The NDI Rules provide for the pricing requirements in each case when the FOCC is transferring (i.e., exiting) its investment, however, the NDI Rules do not expressly provide for pricing when the FOCC invests in the Indian company by acquiring capital or equity instruments from a (a) resident; and (b) non-resident. As such, it is advisable to follow the same pricing guidelines when the FOCC is acquiring from residents and non-residents. For transfers between FOCCs, as NDI Rules are silent, pricing guidelines would not apply.

Regulatory filings:

Like the pricing issue, the NDI Rules do not specifically provide for filing requirements when FOCC acquires equity instruments from a resident or a non-resident. In addition to Form DI (used to report downstream investments), authorised dealer banks may also require the filing of Form FC-TRS in such cases.
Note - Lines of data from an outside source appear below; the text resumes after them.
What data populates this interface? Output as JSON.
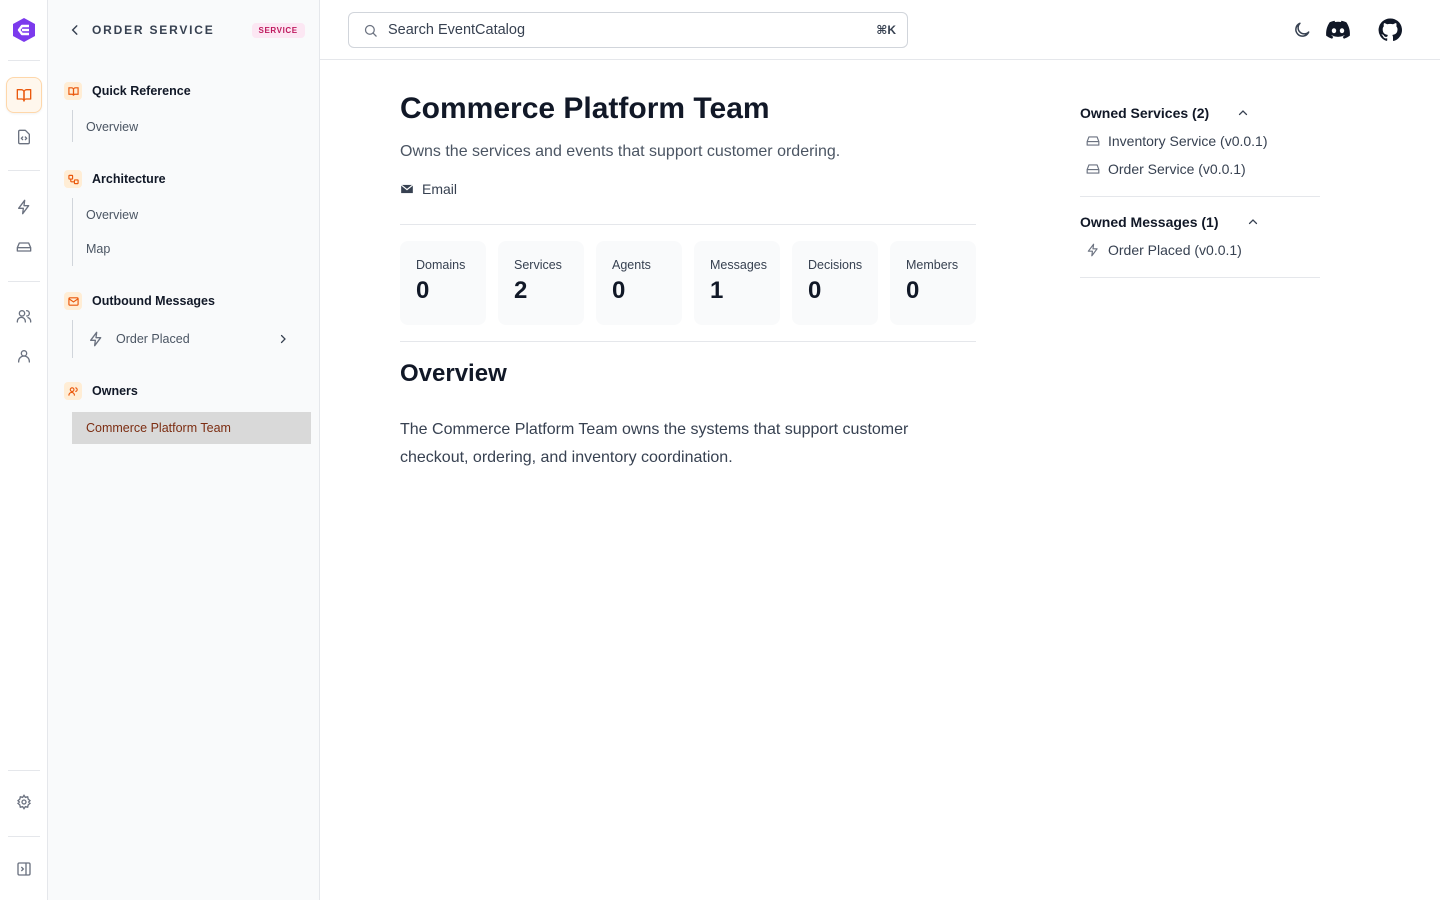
{
  "rail": {
    "items": [
      "docs-icon",
      "api-file-icon",
      "events-icon",
      "services-icon",
      "teams-icon",
      "user-icon",
      "settings-icon",
      "collapse-icon"
    ]
  },
  "sidebar": {
    "title": "ORDER SERVICE",
    "badge": "SERVICE",
    "sections": {
      "quick_reference": {
        "title": "Quick Reference",
        "items": [
          "Overview"
        ]
      },
      "architecture": {
        "title": "Architecture",
        "items": [
          "Overview",
          "Map"
        ]
      },
      "outbound": {
        "title": "Outbound Messages",
        "items": [
          "Order Placed"
        ]
      },
      "owners": {
        "title": "Owners",
        "items": [
          "Commerce Platform Team"
        ]
      }
    }
  },
  "topbar": {
    "search_placeholder": "Search EventCatalog",
    "search_shortcut": "⌘K"
  },
  "main": {
    "title": "Commerce Platform Team",
    "subtitle": "Owns the services and events that support customer ordering.",
    "email_label": "Email",
    "stats": [
      {
        "label": "Domains",
        "value": "0"
      },
      {
        "label": "Services",
        "value": "2"
      },
      {
        "label": "Agents",
        "value": "0"
      },
      {
        "label": "Messages",
        "value": "1"
      },
      {
        "label": "Decisions",
        "value": "0"
      },
      {
        "label": "Members",
        "value": "0"
      }
    ],
    "overview_heading": "Overview",
    "overview_text": "The Commerce Platform Team owns the systems that support customer checkout, ordering, and inventory coordination."
  },
  "right_panel": {
    "owned_services": {
      "title": "Owned Services (2)",
      "items": [
        "Inventory Service (v0.0.1)",
        "Order Service (v0.0.1)"
      ]
    },
    "owned_messages": {
      "title": "Owned Messages (1)",
      "items": [
        "Order Placed (v0.0.1)"
      ]
    }
  },
  "colors": {
    "brand": "#7c3aed",
    "accent": "#ea580c",
    "badge_text": "#be185d"
  }
}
For transfers between FOCCs, as NDI Rules are silent, no reporting may be required although the acquiring FOCC may have to file Form DI.


FOCCs are uniquely placed in the Indian context. FOCCs are important to the entire ecosystem of foreign investments and should not be left grappling for clarity. They are treated as non-residents specifically only for the purposes of NDI Rules. For most other cases, they are treated as an Indian company. The restrictions, if any, on the FOCCs should be laid down clearly.

Lack of clear regulatory framework is one of the factors that affects the ease of doing business in India. Economies globally have been severely impacted due the Covid-19 pandemic. Foreign companies are looking to move out of China. While India seeks to be self-sufficient, foreign capital is still important and needed. There cannot be a better time for the RBI and government to provide clarity to foreign investors.

Foreign investors would be well advised to take competent legal advice to structure their investments.